I can’t read any more of Heidegger’s dasein-diction,
I say as I kick off my slippers.

When I speak of my ambition
it is not to be a Doctor of Letters
or to marry Friedrich Nietzsche, it turns out,
or to think better. It is to give up this fashion for dressing.
It is to drop my robe on the communal stairs
and open the front door onto the commuter hour,
my neighbour, his Labrador, and say nothing
of what I know or do not know, except what my body says.


Date: 2008

By: Heather Phillipson (1978- )

Wednesday, 25 November 2015
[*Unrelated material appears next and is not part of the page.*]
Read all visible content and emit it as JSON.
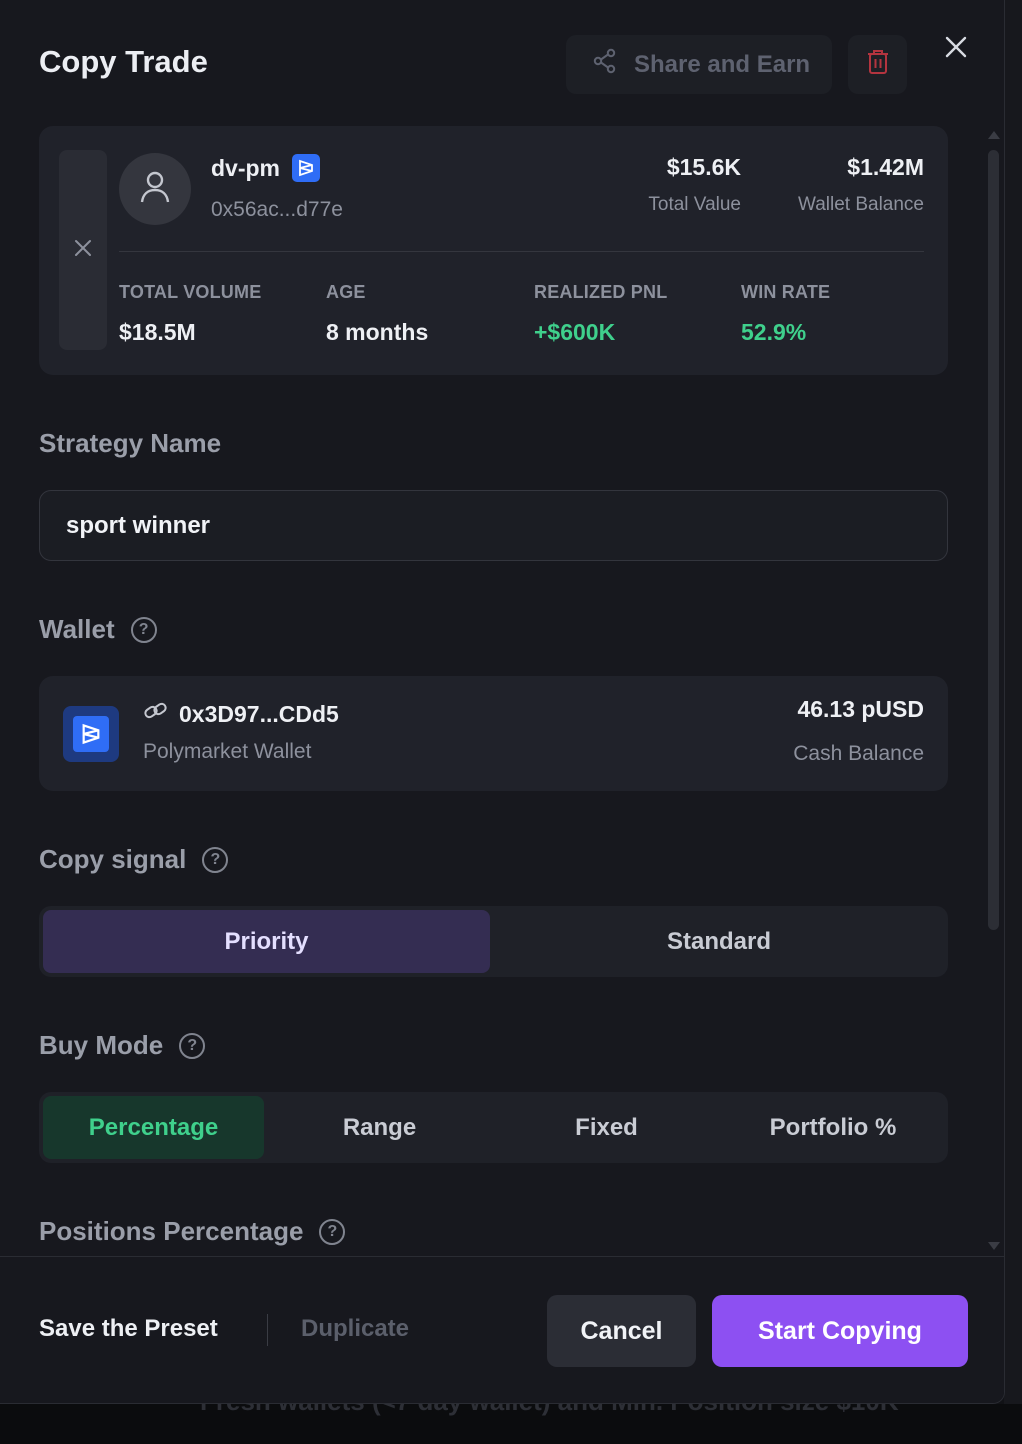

For the Brazilian Rocket Queen by Jonty Tiplady

Live minor America you are in my soul rock babe
in the alchemist who sent you to the corner. They sent you to the corner
with cheese muffs debonair. You
you go play with the forty yards. You go swing,
you go do the twist again. How can in
you weigh an invisible phantom weight on the pin-prick
bone sticking out the centre of the chest. Through inclusion
omit you half tender sleepy seal. Deep down I can’t make sense, it
was like you were as ugly B-e-A-u-T-I-F-u-L as the moon and
I was laden with crisps and yet was so happy to be
there again, with you in darkest happiness, and be mine. I have not
said as was, never will, never will transform, for the more
I might the more it would, and omit again. I must be scared
that happiness is like this, its
magic study a grizzle-pit half the time. It’s like when my room
resembles a hospital, my insides cry out, and
the thing seems to be the more happy I am
I went with my Mum to headbutt a cactus. How are you the love
of my life in different Google machine language. Dream a little
brief dream, under a wheelying rainbow. Those lava mice are scathing
about every poem’s end.


Date: 2008

By: Jonty Tiplady (19??- )